* [What is being asked]: From the entries that follow, report every line in which "footer" occurs.

Supplied data START

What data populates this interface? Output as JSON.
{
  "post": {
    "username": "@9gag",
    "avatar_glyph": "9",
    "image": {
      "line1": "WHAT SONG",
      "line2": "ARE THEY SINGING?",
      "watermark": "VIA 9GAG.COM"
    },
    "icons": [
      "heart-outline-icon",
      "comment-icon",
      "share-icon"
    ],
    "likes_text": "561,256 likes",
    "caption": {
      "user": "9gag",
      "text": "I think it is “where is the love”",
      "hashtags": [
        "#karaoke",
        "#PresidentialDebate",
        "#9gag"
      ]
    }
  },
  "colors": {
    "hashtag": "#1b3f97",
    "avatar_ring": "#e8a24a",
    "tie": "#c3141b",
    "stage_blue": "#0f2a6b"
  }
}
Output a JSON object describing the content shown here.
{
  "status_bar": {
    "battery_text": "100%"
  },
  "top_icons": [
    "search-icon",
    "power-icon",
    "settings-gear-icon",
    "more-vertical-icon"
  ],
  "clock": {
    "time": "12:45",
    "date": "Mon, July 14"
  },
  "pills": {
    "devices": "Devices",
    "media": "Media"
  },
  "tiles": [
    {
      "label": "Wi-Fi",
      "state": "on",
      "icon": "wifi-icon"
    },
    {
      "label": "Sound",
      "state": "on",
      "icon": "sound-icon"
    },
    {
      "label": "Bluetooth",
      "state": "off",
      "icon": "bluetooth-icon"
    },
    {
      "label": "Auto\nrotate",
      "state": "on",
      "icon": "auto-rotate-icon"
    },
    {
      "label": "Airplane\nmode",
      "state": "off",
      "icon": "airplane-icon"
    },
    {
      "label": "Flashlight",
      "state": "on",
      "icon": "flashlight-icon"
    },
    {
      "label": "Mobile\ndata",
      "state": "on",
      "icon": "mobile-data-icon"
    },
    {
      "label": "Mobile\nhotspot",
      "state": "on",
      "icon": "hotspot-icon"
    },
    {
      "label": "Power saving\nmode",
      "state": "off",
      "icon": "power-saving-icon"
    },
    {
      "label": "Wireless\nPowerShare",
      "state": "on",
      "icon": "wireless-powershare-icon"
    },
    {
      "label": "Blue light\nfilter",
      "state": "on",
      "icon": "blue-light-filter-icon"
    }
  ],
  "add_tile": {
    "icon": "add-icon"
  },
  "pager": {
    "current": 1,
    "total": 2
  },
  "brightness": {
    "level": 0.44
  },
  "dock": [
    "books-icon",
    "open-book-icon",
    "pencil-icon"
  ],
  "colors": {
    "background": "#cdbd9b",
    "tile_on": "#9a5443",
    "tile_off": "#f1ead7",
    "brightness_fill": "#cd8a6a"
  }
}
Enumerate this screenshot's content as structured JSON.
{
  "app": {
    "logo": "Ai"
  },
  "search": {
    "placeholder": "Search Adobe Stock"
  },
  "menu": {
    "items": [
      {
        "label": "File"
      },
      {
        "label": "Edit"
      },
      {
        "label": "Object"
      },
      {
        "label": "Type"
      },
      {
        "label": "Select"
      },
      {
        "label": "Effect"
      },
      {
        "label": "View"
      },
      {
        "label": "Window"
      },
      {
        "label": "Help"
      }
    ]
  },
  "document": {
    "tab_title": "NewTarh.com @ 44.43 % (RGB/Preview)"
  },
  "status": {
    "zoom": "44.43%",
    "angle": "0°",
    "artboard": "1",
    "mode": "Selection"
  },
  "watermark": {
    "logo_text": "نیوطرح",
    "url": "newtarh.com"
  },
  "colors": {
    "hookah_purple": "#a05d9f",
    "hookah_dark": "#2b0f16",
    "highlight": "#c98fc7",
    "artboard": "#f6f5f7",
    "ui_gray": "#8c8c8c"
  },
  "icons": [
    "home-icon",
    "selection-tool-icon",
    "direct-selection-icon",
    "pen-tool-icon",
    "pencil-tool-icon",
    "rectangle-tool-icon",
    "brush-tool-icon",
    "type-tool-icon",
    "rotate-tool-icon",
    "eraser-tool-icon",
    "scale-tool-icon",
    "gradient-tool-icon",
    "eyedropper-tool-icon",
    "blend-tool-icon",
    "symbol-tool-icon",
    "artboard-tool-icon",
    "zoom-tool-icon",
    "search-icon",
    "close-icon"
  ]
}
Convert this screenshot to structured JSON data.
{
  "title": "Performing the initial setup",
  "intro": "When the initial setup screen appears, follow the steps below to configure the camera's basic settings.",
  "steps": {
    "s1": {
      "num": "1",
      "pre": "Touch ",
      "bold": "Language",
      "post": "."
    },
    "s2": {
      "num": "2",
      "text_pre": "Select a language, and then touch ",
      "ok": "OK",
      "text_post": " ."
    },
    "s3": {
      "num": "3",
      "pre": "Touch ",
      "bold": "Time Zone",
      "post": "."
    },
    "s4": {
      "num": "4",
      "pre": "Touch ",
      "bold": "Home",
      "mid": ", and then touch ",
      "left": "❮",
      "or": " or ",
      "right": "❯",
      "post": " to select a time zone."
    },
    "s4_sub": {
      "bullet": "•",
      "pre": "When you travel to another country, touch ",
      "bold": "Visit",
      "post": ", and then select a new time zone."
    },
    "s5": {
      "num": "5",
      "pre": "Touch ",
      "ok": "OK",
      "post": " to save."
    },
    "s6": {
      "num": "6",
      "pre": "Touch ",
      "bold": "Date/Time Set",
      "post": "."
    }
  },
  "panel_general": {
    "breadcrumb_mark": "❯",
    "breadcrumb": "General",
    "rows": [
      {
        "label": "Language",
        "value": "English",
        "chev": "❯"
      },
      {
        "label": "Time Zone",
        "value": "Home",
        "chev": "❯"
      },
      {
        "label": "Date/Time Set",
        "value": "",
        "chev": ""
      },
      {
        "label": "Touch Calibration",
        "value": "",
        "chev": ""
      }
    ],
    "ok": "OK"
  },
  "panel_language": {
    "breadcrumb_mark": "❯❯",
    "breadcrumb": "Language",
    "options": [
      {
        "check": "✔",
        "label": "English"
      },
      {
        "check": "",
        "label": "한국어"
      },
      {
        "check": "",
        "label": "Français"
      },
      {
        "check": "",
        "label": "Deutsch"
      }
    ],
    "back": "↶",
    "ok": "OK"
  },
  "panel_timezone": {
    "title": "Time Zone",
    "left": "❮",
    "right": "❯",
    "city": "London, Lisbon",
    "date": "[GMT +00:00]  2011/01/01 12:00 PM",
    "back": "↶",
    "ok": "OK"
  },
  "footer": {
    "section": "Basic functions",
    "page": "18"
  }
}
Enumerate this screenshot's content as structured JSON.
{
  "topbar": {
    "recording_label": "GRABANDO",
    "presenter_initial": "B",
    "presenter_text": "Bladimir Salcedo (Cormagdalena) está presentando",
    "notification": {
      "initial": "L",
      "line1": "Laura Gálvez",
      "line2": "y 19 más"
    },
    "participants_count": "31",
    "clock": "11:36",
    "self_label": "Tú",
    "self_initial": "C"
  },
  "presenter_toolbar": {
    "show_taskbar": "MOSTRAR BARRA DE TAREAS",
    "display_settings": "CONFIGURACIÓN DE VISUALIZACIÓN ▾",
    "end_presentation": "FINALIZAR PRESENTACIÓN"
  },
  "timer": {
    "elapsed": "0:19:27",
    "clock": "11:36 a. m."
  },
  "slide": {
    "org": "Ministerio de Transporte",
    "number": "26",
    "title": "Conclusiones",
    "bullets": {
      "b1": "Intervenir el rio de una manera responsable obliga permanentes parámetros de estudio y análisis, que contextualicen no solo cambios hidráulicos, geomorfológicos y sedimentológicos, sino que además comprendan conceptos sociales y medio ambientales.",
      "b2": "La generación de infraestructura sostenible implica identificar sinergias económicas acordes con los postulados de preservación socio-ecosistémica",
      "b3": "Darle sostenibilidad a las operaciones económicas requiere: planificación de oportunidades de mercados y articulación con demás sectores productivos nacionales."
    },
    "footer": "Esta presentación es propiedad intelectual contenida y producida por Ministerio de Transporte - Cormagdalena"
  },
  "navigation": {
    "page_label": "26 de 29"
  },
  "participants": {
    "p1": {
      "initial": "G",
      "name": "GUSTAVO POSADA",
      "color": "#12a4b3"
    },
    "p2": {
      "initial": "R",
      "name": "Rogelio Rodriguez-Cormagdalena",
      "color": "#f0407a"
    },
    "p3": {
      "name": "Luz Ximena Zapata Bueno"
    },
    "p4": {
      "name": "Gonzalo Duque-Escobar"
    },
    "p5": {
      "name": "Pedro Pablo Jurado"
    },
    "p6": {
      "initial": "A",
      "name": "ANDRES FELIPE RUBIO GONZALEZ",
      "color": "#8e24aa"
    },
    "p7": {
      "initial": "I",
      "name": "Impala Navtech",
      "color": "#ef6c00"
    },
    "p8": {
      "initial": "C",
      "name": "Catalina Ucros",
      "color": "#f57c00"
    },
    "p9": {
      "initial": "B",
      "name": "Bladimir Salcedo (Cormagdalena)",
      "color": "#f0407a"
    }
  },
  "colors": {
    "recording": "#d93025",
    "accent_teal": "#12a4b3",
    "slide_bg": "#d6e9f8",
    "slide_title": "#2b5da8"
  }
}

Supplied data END

* [Exercise answer]:
  "footer": {
    "footer": "Esta presentación es propiedad intelectual contenida y producida por Ministerio de Transporte - Cormagdalena"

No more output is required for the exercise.